* WHAT YOU SHOULD DO *
Count the lines holding the string "Tokyo" in the records, and give only the count.

(Records from a dataset)
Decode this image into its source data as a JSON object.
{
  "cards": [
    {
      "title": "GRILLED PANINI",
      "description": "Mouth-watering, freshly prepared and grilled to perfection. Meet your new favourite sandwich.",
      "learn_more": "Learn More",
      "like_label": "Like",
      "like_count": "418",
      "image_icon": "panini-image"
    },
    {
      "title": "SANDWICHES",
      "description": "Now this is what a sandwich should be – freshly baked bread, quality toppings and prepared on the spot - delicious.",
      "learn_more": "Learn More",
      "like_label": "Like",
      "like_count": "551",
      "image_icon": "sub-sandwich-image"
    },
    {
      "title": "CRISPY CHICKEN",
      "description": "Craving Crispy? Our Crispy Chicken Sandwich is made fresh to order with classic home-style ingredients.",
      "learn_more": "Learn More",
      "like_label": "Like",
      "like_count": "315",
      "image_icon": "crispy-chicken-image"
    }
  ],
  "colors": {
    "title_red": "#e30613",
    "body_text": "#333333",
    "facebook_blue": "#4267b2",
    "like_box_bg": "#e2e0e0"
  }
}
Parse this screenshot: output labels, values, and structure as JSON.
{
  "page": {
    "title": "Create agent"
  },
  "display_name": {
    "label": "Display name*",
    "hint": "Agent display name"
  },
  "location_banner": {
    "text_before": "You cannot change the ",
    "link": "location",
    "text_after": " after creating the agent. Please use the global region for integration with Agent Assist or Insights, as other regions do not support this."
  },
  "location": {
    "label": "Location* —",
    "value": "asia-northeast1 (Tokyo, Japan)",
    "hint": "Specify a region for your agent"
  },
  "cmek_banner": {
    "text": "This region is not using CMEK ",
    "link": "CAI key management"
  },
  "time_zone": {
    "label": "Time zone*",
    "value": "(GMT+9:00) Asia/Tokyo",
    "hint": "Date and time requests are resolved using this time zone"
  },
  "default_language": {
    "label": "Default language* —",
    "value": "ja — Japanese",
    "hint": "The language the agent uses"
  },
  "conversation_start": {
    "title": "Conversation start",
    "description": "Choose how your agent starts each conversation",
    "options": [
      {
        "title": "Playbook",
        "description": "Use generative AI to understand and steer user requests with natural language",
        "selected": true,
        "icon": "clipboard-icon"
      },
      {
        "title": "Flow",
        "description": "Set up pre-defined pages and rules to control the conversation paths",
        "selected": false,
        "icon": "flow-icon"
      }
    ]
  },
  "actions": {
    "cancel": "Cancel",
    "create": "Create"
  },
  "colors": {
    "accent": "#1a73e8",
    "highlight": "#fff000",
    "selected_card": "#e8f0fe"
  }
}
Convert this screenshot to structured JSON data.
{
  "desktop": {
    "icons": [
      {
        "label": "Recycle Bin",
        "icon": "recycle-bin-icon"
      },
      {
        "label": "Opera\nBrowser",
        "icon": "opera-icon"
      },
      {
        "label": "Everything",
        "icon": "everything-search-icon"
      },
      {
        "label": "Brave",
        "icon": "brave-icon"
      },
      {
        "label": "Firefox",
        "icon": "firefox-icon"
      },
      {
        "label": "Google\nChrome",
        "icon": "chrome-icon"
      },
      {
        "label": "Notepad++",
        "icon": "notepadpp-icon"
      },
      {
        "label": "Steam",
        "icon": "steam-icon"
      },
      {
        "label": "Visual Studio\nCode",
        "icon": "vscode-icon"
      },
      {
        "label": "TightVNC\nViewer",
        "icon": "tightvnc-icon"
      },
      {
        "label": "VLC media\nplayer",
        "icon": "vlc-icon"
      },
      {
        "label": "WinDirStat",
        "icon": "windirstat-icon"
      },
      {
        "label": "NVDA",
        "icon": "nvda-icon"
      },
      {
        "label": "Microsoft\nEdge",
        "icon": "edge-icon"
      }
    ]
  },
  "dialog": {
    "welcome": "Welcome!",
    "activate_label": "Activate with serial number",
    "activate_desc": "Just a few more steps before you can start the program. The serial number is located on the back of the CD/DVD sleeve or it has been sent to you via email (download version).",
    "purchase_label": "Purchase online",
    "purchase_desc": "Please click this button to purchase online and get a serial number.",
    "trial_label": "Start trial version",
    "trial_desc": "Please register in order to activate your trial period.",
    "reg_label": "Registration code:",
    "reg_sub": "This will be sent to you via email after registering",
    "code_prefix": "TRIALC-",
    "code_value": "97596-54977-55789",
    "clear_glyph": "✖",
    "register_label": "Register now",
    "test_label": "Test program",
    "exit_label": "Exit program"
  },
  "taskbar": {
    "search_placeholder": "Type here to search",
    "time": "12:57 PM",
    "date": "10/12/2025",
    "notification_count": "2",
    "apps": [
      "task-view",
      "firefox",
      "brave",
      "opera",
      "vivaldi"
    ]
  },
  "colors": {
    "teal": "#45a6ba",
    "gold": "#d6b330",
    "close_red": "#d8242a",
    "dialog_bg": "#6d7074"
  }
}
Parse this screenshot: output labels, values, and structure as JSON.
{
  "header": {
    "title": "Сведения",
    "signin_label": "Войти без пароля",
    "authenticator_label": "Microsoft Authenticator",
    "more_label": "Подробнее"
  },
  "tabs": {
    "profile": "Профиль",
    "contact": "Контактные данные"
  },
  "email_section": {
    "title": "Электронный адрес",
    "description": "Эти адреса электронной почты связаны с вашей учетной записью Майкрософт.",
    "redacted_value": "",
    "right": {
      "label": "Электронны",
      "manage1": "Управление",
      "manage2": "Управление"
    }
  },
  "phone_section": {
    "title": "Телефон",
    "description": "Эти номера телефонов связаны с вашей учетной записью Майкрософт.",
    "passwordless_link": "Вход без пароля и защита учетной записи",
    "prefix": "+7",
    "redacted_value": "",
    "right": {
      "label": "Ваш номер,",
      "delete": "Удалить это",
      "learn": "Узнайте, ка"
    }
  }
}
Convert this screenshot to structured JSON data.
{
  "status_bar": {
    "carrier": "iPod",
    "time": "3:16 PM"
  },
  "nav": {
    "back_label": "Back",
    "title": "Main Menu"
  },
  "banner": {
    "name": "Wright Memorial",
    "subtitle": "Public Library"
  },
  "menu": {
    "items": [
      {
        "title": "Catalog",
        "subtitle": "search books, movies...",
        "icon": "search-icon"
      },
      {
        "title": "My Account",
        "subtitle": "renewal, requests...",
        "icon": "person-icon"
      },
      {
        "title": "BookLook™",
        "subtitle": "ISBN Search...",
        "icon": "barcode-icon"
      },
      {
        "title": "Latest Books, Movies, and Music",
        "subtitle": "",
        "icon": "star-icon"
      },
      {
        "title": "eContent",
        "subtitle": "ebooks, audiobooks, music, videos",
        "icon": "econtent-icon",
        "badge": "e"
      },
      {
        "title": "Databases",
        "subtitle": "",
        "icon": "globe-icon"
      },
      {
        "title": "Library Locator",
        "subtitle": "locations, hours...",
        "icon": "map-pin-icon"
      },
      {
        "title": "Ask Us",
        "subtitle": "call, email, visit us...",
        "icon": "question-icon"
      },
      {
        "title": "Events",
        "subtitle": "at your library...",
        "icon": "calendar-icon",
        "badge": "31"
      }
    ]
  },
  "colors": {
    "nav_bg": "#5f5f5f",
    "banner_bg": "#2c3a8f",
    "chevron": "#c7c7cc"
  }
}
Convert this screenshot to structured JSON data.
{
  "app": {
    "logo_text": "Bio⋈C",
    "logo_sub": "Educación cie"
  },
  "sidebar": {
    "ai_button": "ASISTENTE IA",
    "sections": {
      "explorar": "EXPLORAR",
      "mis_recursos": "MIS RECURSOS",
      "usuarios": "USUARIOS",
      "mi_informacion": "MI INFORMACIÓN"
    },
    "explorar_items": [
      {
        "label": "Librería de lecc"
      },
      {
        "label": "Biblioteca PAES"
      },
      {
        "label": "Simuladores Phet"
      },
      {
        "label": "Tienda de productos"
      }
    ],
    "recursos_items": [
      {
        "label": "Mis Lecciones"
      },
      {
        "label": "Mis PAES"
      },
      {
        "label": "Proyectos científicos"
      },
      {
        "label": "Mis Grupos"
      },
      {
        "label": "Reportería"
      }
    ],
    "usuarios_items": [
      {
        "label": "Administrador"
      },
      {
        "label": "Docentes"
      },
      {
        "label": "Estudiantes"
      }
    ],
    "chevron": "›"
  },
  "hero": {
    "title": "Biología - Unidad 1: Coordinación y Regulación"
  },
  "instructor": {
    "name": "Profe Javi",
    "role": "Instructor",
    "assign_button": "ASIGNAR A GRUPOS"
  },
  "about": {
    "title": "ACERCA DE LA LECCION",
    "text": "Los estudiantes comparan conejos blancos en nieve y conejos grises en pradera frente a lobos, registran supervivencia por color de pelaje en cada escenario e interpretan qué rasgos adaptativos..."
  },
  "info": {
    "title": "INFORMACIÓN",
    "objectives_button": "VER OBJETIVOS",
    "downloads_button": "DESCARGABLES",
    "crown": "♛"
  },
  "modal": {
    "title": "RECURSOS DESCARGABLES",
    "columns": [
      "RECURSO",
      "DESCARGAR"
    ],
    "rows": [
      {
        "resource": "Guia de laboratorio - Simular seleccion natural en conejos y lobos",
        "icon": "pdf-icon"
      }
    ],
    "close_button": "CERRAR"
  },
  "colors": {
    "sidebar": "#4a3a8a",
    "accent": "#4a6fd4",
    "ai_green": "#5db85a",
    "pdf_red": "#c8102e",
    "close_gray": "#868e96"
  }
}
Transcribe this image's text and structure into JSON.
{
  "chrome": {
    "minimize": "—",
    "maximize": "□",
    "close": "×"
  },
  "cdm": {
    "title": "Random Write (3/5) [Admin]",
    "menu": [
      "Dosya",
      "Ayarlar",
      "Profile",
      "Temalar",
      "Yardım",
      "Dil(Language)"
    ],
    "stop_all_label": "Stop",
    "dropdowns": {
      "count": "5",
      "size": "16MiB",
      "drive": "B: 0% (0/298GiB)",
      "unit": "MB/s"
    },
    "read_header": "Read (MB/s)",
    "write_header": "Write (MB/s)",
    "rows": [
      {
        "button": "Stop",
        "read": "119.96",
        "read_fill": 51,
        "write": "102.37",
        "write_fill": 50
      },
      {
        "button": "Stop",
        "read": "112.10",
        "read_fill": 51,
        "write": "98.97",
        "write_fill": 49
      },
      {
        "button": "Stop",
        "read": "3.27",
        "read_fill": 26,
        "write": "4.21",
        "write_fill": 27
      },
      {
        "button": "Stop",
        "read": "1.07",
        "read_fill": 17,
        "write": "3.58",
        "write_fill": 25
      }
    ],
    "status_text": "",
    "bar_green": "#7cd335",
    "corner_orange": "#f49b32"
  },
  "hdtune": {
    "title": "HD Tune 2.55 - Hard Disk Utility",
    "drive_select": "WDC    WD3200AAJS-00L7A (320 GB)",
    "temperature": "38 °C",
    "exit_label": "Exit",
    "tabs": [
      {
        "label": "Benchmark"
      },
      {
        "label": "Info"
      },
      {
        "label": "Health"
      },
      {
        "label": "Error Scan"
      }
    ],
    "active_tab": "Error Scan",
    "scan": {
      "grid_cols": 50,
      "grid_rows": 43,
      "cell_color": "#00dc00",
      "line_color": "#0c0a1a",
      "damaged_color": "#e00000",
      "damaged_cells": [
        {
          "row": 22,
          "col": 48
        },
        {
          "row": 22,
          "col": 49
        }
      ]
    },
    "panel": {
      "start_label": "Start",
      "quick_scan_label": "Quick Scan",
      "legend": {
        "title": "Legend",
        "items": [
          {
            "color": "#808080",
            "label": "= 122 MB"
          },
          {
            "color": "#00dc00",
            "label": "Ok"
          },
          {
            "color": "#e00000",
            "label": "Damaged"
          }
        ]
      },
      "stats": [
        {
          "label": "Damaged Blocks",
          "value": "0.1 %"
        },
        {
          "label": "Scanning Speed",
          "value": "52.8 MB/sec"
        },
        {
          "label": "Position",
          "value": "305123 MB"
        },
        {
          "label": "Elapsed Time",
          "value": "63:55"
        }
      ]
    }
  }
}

* EXERCISE SOLUTION *
2